And then I saw the clock.
It read 3:29:44. I could still make it! I surged the final uphill with absolutely every ounce of strength and energy I had left in me to cross the finish line in 3:29:53. The pacer had pushed the finish as part of his race strategy! I wasn’t as far behind as I thought!
As soon as I crossed the finish line I collapsed to my hands and knees, then immediately rolled over onto my back just writhing in cramping pain. A guy next to me was also laying down screaming from the excruciating discomfort of what I can only assume was also severe cramping. I was finally able to speak and told the volunteers that it was just cramping and I would be ok. (I hope the other guy was ok too!)
After I finished, I was ... tired! I was proud of my effort. I was happy to have placed 3rd female overall. I was glad I didn't give up. But most of all, I was overwhelmed by the love and support of my friends and family at the finish line!

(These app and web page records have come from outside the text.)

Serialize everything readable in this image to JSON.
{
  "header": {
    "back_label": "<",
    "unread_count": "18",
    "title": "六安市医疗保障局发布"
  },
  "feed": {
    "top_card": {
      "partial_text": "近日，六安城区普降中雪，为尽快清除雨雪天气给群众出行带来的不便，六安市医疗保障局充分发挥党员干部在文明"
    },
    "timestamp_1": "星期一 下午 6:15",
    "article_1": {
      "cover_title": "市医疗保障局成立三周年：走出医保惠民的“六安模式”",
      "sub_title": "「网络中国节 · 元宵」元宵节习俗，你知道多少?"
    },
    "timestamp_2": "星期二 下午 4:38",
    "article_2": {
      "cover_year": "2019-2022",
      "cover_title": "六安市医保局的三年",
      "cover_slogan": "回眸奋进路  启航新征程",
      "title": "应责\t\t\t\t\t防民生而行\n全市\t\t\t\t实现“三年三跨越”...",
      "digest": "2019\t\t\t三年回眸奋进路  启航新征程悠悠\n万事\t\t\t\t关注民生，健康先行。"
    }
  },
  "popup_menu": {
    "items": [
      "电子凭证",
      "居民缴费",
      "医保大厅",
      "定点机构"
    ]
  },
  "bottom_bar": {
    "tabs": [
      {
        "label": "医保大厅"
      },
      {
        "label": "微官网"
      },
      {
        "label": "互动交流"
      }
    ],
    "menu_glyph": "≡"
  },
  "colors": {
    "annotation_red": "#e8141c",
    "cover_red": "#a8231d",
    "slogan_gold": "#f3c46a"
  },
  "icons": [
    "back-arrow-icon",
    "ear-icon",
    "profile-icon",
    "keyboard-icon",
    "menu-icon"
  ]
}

3 days after this race, the participants received official notification that the course, though originally USATF certified, had been mismarked on the day of the race. A cone on one of the out and back sections of the race had been inadvertently placed in the wrong spot. Unfortunately this caused the race to be 0.34 miles short of 26.2 miles. The Boston Athletic Association rules state that they will not accept adjusted times due to "unusual circumstances" including mismarked courses.